I received this text message in the early morning hours during one of my many sleepless nights grappling with how to safely reopen school. Nelba, the mom who asked this question, is from Sandy Hook. The story behind the message is that she is a parent who has already had an unthinkable loss at school. Nelba reached out to me asking how she can make a safe decision to send her surviving son to school in the midst of a pandemic.
We don’t have answers for communities like Nelba’s that were already traumatized prior to COVID19. We are not even asking those tough questions in the media but these families are asking themselves these very hard questions. The school safety conversation must include first-degree relative survivors of gun violence who are being asked to decide to send their children back to school. School safety was precarious prior to COVID19. The intersection of COVID-19 and gun violence, two epidemics ravaging our country, is school.

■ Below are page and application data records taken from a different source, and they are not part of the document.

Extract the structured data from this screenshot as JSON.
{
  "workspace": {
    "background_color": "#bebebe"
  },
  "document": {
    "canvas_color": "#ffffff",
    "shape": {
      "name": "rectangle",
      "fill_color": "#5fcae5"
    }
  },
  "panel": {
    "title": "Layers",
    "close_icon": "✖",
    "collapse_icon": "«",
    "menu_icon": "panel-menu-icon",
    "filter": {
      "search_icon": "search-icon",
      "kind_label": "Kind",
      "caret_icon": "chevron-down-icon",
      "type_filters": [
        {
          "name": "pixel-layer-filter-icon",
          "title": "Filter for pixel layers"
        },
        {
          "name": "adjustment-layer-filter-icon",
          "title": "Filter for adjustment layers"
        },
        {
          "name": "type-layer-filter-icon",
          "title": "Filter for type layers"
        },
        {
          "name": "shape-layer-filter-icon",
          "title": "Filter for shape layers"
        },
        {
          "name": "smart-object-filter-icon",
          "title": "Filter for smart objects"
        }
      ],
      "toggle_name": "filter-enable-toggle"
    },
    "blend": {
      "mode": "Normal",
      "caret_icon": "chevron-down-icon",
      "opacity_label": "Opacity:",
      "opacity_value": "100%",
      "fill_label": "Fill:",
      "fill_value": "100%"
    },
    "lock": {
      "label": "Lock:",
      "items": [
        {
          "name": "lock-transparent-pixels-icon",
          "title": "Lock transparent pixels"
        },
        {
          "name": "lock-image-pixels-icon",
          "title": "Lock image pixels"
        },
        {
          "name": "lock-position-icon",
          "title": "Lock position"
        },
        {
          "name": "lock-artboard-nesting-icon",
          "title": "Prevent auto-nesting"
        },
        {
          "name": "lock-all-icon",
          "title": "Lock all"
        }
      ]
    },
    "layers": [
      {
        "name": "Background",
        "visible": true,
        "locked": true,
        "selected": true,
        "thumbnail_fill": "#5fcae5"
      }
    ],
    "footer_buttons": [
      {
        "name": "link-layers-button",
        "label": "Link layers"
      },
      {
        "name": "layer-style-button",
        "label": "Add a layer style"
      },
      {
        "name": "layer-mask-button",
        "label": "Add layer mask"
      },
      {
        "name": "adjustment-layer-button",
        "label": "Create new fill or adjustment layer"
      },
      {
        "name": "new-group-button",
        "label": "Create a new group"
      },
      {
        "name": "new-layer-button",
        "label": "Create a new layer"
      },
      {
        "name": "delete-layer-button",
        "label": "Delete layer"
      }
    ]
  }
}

Keep windows and doors open at school to improve air circulation to protect students and staff from COVID-19. But lock windows and doors at school to protect students and staff from school shooters. Which guidelines do we follow for which epidemic? School safety for COVID-19 or school safety for gun violence prevention?
When Nelba sent her late-night message, I cried because I knew that she had touched on something that needed to be discussed, shared, and confronted. My heart hurt because this question had to be raised at all. I felt wounded for this mom, who, as she says, “has already been in harm’s way” by the death of her daughter, Ana Grace.
Here is Nelba’s family’s story, just published in The Washington Post by the award-winning journalist, John Woodrow Cox. I am so honored and humbled that Nelba reached out to me for support and guidance. Read this incredible story, you will understand the intersection of gun violence, COVID, and school safety:
To honor her memory, Nelba and her family created The Ana Grace Project because “Love Wins, It Also Saves Lives.”
Founded in 2013 in memory of Ana Grace Márquez-Greene, The Ana Grace Project was born as a response to the tragedy that took her life in Sandy Hook, CT on 12/14/12. “Love Wins” is the slogan adopted by her family immediately after the tragedy. It has been a rallying cry. The Ana Grace Project is dedicated to promoting love, community and connection for every child and family through three lead initiatives: partner schools, professional development, and music & arts. – retrieved from The Ana Grace Project
I was honored to be Nelba’s guest on Central Connecticut State University – CCSU: Central to You. I shared information about returning to school in the midst of a pandemic and answered community questions about school safety. You can watch the discussion by clicking the arrow below.
Published by Robin Cogan, MEd, RN, NCSN, FNASN, FAAN
Robin Cogan, MEd, RN, NCSN, FNASN, FAAN, is a Nationally Certified School Nurse (NCSN), currently in her 22nd year as a New Jersey school nurse in the Camden City School District. Robin is the Director for New Jersey to the National Association of School Nurses (NASN) Board. She is proud to be a Johnson & Johnson School Health Leadership Fellow and past Program Mentor. Robin is the honored recipient of multiple awards for her work in school nursing and population health. These awards include, 2019 and 2020 National Association of School Nurses President’s Award, 2018 NCSN School Nurse of the Year, 2017 Johnson & Johnson School Nurse of the Year, and the New Jersey Department of Health 2017 Population Health Hero Award. Robin serves as faculty in the School Nurse Certificate Program at Rutgers University-Camden School of Nursing, where she teaches the next generation of school nurses. She was presented the 2018 Rutgers University – Camden Chancellor’s Teaching Excellence Award for Part-time Faculty. Robin writes a weekly blog called The Relentless School Nurse. She also writes a monthly column in My American Nurse, the official journal of the American Nurses Association. Robin’s work is included as a case study in The Future of Nursing Report 2020-2030. You can follow Robin on Twitter at @RobinCogan.
View all posts by Robin Cogan, MEd, RN, NCSN, FNASN, FAAN
1 thought on “The Relentless School Nurse: A Late Night Message, “Robin, I have one child left. What should we do about school?””
Thanks for sharing this powerful story – so very sad and scary!